— Requirement —
Make an exact copy of the lines from the one containing "Convert this screenshot" through the end of the material, including both ends but no pictures.

— Supplied data —

-- Opening Marker --

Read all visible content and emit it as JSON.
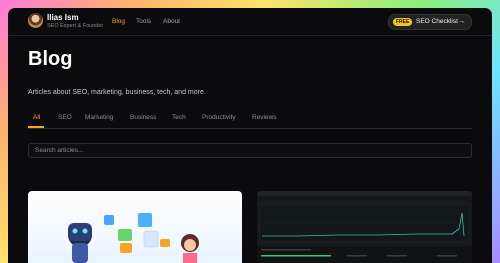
{
  "header": {
    "brand_name": "Ilias Ism",
    "brand_subtitle": "SEO Expert & Founder",
    "nav": [
      {
        "label": "Blog",
        "active": true
      },
      {
        "label": "Tools",
        "active": false
      },
      {
        "label": "About",
        "active": false
      }
    ],
    "cta": {
      "badge": "FREE",
      "label": "SEO Checklist"
    }
  },
  "main": {
    "title": "Blog",
    "subtitle": "Articles about SEO, marketing, business, tech, and more.",
    "tabs": [
      {
        "label": "All",
        "active": true
      },
      {
        "label": "SEO",
        "active": false
      },
      {
        "label": "Marketing",
        "active": false
      },
      {
        "label": "Business",
        "active": false
      },
      {
        "label": "Tech",
        "active": false
      },
      {
        "label": "Productivity",
        "active": false
      },
      {
        "label": "Reviews",
        "active": false
      }
    ],
    "search": {
      "placeholder": "Search articles..."
    }
  },
  "cards": [
    {
      "image": "robot-seo-illustration"
    },
    {
      "image": "analytics-dashboard-screenshot"
    }
  ],
  "colors": {
    "accent": "#f5a524",
    "background": "#0b0b0d",
    "badge": "#f5c518"
  }
}
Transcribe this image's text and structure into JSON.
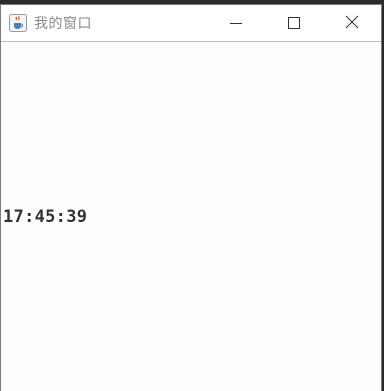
{
  "window": {
    "title": "我的窗口",
    "icon": "java-cup-icon",
    "controls": {
      "minimize": "minimize-icon",
      "maximize": "maximize-icon",
      "close": "close-icon"
    }
  },
  "content": {
    "clock_text": "17:45:39"
  }
}
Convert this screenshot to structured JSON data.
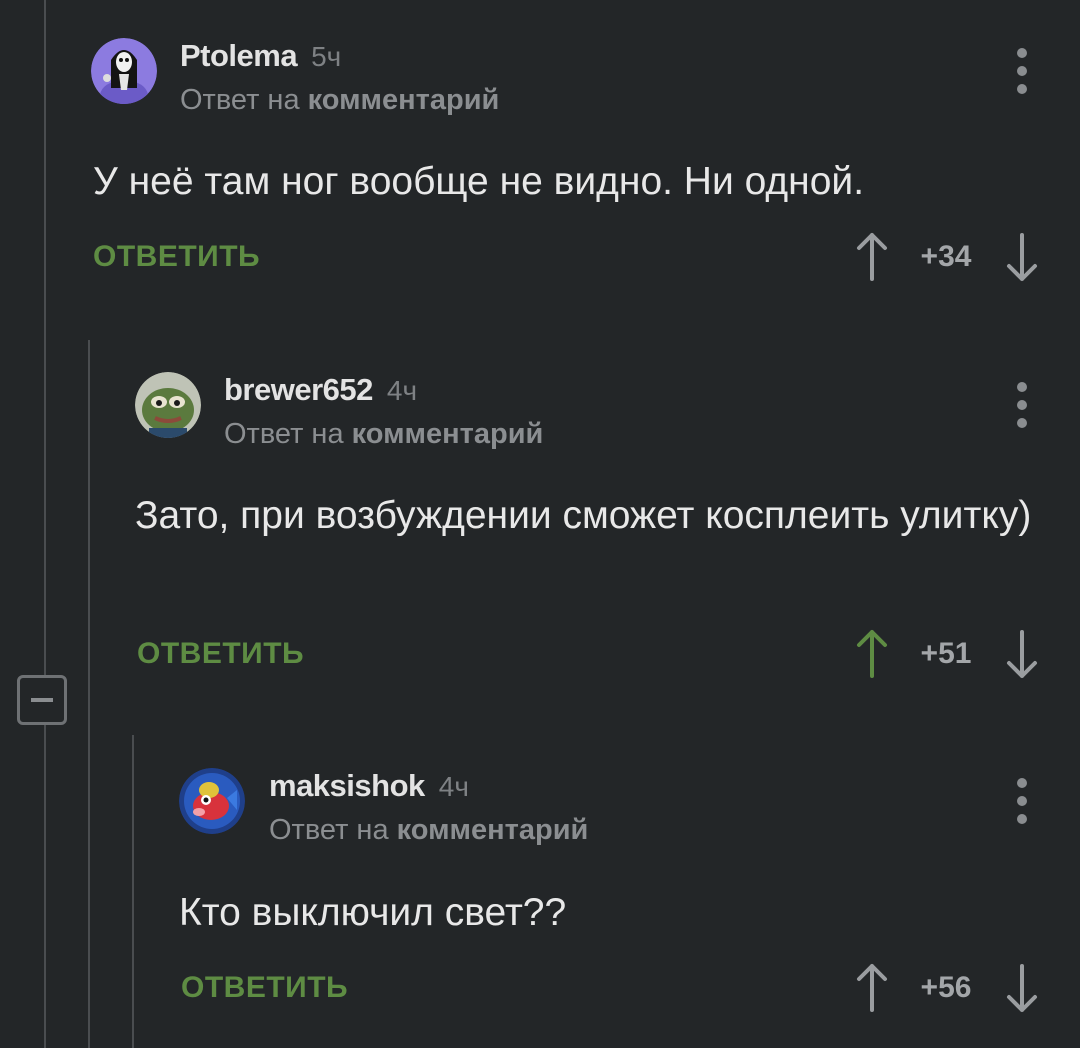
{
  "comments": [
    {
      "username": "Ptolema",
      "time": "5ч",
      "reply_prefix": "Ответ на",
      "reply_target": "комментарий",
      "text": "У неё там ног вообще не видно. Ни одной.",
      "reply_label": "ОТВЕТИТЬ",
      "score": "+34",
      "upvoted": false
    },
    {
      "username": "brewer652",
      "time": "4ч",
      "reply_prefix": "Ответ на",
      "reply_target": "комментарий",
      "text": "Зато, при возбуждении сможет косплеить улитку)",
      "reply_label": "ОТВЕТИТЬ",
      "score": "+51",
      "upvoted": true
    },
    {
      "username": "maksishok",
      "time": "4ч",
      "reply_prefix": "Ответ на",
      "reply_target": "комментарий",
      "text": "Кто выключил свет??",
      "reply_label": "ОТВЕТИТЬ",
      "score": "+56",
      "upvoted": false
    }
  ],
  "colors": {
    "background": "#232628",
    "accent_green": "#5e8c43",
    "upvote_active": "#5e8c43",
    "muted": "#8b8e91"
  }
}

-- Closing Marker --

— Solution to this exercise —
Convert this screenshot to structured JSON data.
{
  "comments": [
    {
      "username": "Ptolema",
      "time": "5ч",
      "reply_prefix": "Ответ на",
      "reply_target": "комментарий",
      "text": "У неё там ног вообще не видно. Ни одной.",
      "reply_label": "ОТВЕТИТЬ",
      "score": "+34",
      "upvoted": false
    },
    {
      "username": "brewer652",
      "time": "4ч",
      "reply_prefix": "Ответ на",
      "reply_target": "комментарий",
      "text": "Зато, при возбуждении сможет косплеить улитку)",
      "reply_label": "ОТВЕТИТЬ",
      "score": "+51",
      "upvoted": true
    },
    {
      "username": "maksishok",
      "time": "4ч",
      "reply_prefix": "Ответ на",
      "reply_target": "комментарий",
      "text": "Кто выключил свет??",
      "reply_label": "ОТВЕТИТЬ",
      "score": "+56",
      "upvoted": false
    }
  ],
  "colors": {
    "background": "#232628",
    "accent_green": "#5e8c43",
    "upvote_active": "#5e8c43",
    "muted": "#8b8e91"
  }
}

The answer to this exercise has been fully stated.